= WHAT THE TASK REQUIRES =
Return the records that follow, matching each one exactly.

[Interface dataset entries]
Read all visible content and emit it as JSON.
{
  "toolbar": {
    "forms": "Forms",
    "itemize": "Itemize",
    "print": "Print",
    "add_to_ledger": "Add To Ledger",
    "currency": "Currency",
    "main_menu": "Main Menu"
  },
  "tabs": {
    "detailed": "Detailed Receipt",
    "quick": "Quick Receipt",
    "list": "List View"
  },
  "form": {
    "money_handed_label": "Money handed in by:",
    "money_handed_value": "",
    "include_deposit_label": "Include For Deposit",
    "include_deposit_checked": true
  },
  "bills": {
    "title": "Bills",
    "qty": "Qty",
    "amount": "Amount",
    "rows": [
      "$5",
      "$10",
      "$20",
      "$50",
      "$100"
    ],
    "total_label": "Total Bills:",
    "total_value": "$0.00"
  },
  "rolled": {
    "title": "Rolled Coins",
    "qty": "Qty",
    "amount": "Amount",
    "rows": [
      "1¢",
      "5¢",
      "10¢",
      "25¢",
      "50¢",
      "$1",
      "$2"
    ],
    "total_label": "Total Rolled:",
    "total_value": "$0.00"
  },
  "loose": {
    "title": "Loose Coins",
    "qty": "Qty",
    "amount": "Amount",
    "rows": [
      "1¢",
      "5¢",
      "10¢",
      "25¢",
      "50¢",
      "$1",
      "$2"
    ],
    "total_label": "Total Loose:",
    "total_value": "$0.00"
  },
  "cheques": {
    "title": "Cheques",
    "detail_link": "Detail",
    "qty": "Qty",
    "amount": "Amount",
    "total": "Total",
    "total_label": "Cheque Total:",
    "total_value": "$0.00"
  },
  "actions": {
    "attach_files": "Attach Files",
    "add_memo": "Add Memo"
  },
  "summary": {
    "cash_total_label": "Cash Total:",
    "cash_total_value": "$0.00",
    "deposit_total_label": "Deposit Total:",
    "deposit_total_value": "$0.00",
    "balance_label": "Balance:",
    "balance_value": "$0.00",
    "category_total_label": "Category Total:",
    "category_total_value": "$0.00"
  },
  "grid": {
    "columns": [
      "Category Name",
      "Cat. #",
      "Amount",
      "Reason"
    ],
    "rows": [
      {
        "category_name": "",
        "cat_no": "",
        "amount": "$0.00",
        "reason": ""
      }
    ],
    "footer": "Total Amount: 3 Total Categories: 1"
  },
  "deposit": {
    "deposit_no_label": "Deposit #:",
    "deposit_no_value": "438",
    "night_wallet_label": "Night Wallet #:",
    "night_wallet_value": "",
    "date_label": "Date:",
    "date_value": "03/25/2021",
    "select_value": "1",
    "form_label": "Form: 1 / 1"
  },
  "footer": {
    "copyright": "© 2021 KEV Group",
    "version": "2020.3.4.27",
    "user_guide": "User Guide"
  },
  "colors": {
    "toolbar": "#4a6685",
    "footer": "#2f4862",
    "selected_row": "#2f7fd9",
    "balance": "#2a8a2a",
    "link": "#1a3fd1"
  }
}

= EXERCISE RESPONSE =
Read all visible content and emit it as JSON.
{
  "toolbar": {
    "forms": "Forms",
    "itemize": "Itemize",
    "print": "Print",
    "add_to_ledger": "Add To Ledger",
    "currency": "Currency",
    "main_menu": "Main Menu"
  },
  "tabs": {
    "detailed": "Detailed Receipt",
    "quick": "Quick Receipt",
    "list": "List View"
  },
  "form": {
    "money_handed_label": "Money handed in by:",
    "money_handed_value": "",
    "include_deposit_label": "Include For Deposit",
    "include_deposit_checked": true
  },
  "bills": {
    "title": "Bills",
    "qty": "Qty",
    "amount": "Amount",
    "rows": [
      "$5",
      "$10",
      "$20",
      "$50",
      "$100"
    ],
    "total_label": "Total Bills:",
    "total_value": "$0.00"
  },
  "rolled": {
    "title": "Rolled Coins",
    "qty": "Qty",
    "amount": "Amount",
    "rows": [
      "1¢",
      "5¢",
      "10¢",
      "25¢",
      "50¢",
      "$1",
      "$2"
    ],
    "total_label": "Total Rolled:",
    "total_value": "$0.00"
  },
  "loose": {
    "title": "Loose Coins",
    "qty": "Qty",
    "amount": "Amount",
    "rows": [
      "1¢",
      "5¢",
      "10¢",
      "25¢",
      "50¢",
      "$1",
      "$2"
    ],
    "total_label": "Total Loose:",
    "total_value": "$0.00"
  },
  "cheques": {
    "title": "Cheques",
    "detail_link": "Detail",
    "qty": "Qty",
    "amount": "Amount",
    "total": "Total",
    "total_label": "Cheque Total:",
    "total_value": "$0.00"
  },
  "actions": {
    "attach_files": "Attach Files",
    "add_memo": "Add Memo"
  },
  "summary": {
    "cash_total_label": "Cash Total:",
    "cash_total_value": "$0.00",
    "deposit_total_label": "Deposit Total:",
    "deposit_total_value": "$0.00",
    "balance_label": "Balance:",
    "balance_value": "$0.00",
    "category_total_label": "Category Total:",
    "category_total_value": "$0.00"
  },
  "grid": {
    "columns": [
      "Category Name",
      "Cat. #",
      "Amount",
      "Reason"
    ],
    "rows": [
      {
        "category_name": "",
        "cat_no": "",
        "amount": "$0.00",
        "reason": ""
      }
    ],
    "footer": "Total Amount: 3 Total Categories: 1"
  },
  "deposit": {
    "deposit_no_label": "Deposit #:",
    "deposit_no_value": "438",
    "night_wallet_label": "Night Wallet #:",
    "night_wallet_value": "",
    "date_label": "Date:",
    "date_value": "03/25/2021",
    "select_value": "1",
    "form_label": "Form: 1 / 1"
  },
  "footer": {
    "copyright": "© 2021 KEV Group",
    "version": "2020.3.4.27",
    "user_guide": "User Guide"
  },
  "colors": {
    "toolbar": "#4a6685",
    "footer": "#2f4862",
    "selected_row": "#2f7fd9",
    "balance": "#2a8a2a",
    "link": "#1a3fd1"
  }
}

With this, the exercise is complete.